More milk was offered for sale at Wednesday’s Milk Exchange auction but none was sold as bids failed to meet the offer prices from milk suppliers.
The Milk Exchange broke new ground for the Australian dairy industry when it started online auction for farm milk in April, but so far no milk has been sold through the system.
A total of 122.6 million litres of farm milk was offered for sale on Wednesday, up four per cent on the last auction held on May 19.
The average offer price from milk suppliers was $7.43 a kilogram milk solids in Victoria and 9.54/kg MS in NSW.
Bids from milk buyers ranged from $6.70-$7.20/kg MS in Victoria, at an average of $6.87/kg MS, down seven cents/kg on the previous auction average.
The gap between the average offer prices and average bid prices was $0.56/kg MS in Victoria.
There were 14 bids on 39pc of the milk volume on offer.
At the close of the auction, milk suppliers maintained their offer prices.
Milk Exchange general manager, commercial development Richard Lange said there was heightened interest by milk buyers in Wednesday’s Milk Exchange.
Sellers and buyers appeared to lift their expectations with higher offer and bid prices.
New buyers and milk suppliers continue to register and participate in the market.
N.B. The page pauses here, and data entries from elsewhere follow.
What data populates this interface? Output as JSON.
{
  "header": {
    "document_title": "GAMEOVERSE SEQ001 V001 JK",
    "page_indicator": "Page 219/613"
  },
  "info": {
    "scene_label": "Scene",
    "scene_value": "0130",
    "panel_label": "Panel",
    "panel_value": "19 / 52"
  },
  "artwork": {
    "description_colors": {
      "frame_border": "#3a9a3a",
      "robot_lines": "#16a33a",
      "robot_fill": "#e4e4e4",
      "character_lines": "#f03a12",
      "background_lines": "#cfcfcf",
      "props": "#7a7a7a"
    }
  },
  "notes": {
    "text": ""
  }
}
«Although dairy companies announced opening prices yesterday (Tuesday), it appeared too early to assess these prices against the contracts offered at the auction,» he said.
«A spread (gap) between offer prices and bid prices continues to be a barrier to settlement on milk contracts.»
Mr Lange said the auction was a great step forward in understanding how the technology added transparency and market choice for farmers.
Farmers who participated had taken a step forward to proactively marketing their milk instead of being reactive to offers from dairy companies.
«This is a case of farmers taking control and offering their milk pro-actively,» he said.
The next trading event for farm milk will be on Wednesday, June 16, from 10am to 2pm.